And talking of prayer, my advice to those preparing to go into hospital is: pray be- fore you get there! This I learned years ago when I was seriously ill in Rome. I was suffering from a bacterium capable of killing me and I never said a prayer—I couldn’t. For the past sixty years as a religious and priest, I’ve been more than happy to pray several times a day. I’ve studied prayer and lectured on prayer, but that has been no help when sickness was draining the life out of me. During my stay in the Royal, I doubt that I ever managed to finish a Hail Mary. But, thank God, a phalanx of folk was doing the praying for me. What’s more, I was inundated with “holy” cards wishing me well and assuring me that, not one Mass, but novenas of Masse s were being offered for my return to good health. There were so many of those multiple Mass cards that the Masses promised are probably still being said — even now. If I suffer a relapse, I’m probably still covered!
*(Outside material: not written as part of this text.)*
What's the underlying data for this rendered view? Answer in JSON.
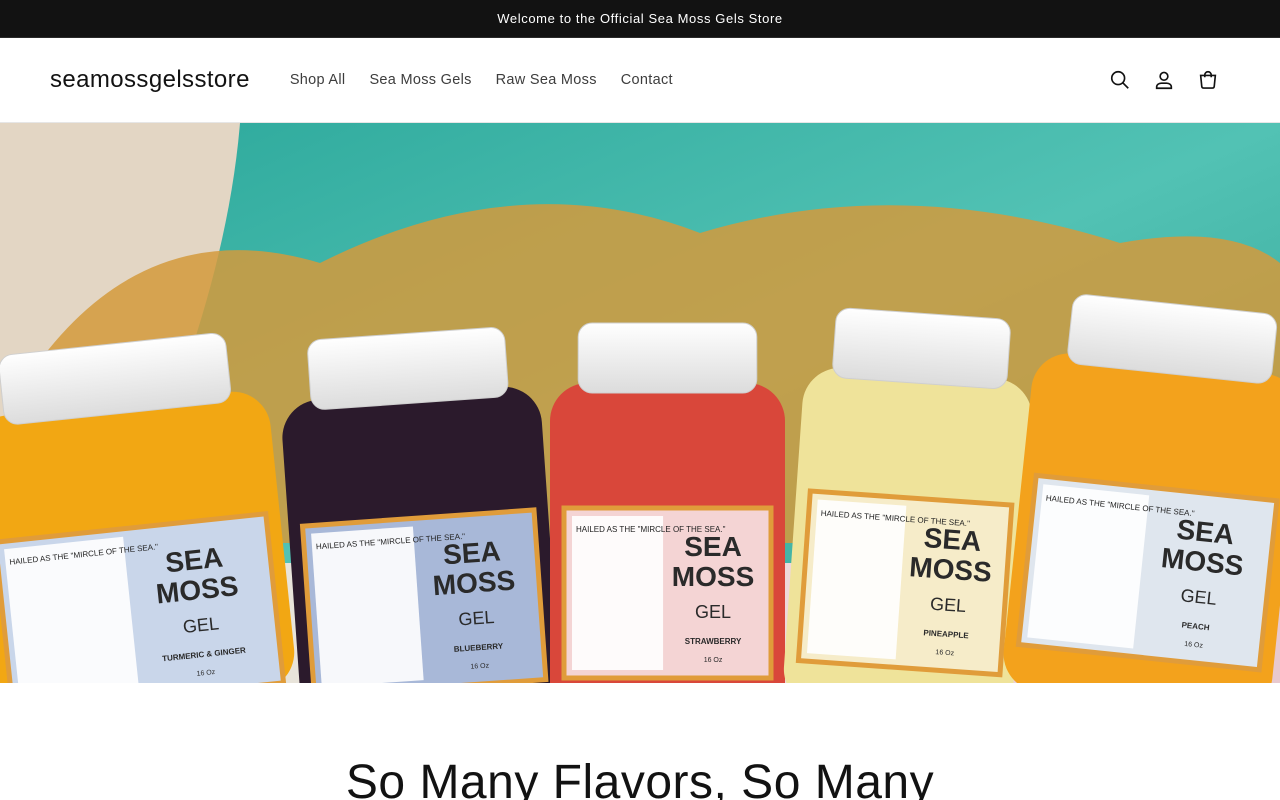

I was all of six weeks in the Royal. As time passed and I became a bit (but not much) brighter and more aware of life around me, I continued to languish. Who could blame me? I was, without warning, introduced to hospital food. Enough! I’ll only upset myself if I say more. I remembered the mouth-watering menus I was presented with when in hospital in Rome. I remembered, too, how we were asked to indicate whether we wanted red or white wine to accompany our meals. To tell the truth, I wanted neither red wine nor white wine. There was only one thing I wanted and that was OUT. Like the big child I am, I wanted to go home to our beloved Bishop Eton—yes, to the building, but more importantly to the community that gives life and purpose to the building. Waiting for the day of deliverance/homecoming was any- thing but easy.
What eased the pain of waiting were the constant visits to the Royal of the differ- ent members of our community. Not a day passed without a visit from at least one member of the community. Often, they arrived in threes and fours, helping each other along, and in danger of being mistakenly admitted. This kindness continued during my immediate convalescence at Christopher Grange and has continued to this day here in Bishop Eton, where our home-grown paramedics still attend to my daily techno– medical needs.
I’m back home again, and I’m ever so grateful for all that has been done for me. During my illness, I did live through some dark, even frightening, times, but despair was never an option. There were too many on my side. We were a power to be reckoned with. As we lived through this experience, grace, normally thought of as a theological truth, became a lived reality—became words of encouragement, a warm embrace, little acts of service, a willingness to wait and watch and listen and love. We were a grace-fuelled community and we were winners. As they say daftly on television these days: ‘Why don’t we all give our- selves a big round of applause?’
Fr James Casey C.Ss.R.